___ Supplied records

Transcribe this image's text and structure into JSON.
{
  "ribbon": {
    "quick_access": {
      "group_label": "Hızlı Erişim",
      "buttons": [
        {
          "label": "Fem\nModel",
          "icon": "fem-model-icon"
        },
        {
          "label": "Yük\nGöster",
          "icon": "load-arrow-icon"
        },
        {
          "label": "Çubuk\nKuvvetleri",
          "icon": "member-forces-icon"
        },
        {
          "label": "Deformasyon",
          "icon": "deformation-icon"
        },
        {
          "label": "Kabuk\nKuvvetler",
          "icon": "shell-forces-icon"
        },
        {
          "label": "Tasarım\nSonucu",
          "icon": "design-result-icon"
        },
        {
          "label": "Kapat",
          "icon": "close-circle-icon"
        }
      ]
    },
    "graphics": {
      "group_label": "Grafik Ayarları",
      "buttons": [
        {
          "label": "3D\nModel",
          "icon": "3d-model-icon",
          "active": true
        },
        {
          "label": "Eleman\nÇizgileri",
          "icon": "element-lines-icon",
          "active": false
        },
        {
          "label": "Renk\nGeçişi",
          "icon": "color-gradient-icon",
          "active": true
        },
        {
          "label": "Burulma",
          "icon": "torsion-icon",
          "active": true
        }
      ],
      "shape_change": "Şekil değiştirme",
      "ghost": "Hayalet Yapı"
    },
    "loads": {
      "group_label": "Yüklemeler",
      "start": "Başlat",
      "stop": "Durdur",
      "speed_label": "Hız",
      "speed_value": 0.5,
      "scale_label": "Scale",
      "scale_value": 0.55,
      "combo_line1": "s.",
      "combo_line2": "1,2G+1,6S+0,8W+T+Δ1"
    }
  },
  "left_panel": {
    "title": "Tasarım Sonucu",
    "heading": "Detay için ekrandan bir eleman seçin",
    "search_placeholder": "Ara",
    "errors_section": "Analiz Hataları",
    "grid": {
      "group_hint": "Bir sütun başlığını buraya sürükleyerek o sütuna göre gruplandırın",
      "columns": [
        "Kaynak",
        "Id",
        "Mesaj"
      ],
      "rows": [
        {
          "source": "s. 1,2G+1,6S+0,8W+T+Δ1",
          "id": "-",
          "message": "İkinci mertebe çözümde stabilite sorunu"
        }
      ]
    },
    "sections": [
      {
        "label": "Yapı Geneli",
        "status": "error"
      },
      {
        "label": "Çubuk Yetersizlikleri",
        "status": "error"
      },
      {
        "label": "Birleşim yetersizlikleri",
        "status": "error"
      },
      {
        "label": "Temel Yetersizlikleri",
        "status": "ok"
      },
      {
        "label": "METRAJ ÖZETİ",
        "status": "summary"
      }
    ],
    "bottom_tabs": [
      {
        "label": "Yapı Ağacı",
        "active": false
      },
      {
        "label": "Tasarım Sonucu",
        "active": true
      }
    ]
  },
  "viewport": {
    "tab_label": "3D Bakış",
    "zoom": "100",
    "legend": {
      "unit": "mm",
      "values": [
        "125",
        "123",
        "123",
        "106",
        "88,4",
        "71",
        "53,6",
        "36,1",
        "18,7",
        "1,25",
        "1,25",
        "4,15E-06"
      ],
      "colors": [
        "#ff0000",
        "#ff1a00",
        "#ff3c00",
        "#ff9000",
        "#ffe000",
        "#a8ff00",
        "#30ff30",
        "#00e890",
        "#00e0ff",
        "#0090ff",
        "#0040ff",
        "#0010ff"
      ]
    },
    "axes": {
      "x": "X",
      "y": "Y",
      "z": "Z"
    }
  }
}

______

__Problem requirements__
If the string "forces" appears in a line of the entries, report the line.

__Answer for the task__
          "icon": "member-forces-icon"
          "icon": "shell-forces-icon"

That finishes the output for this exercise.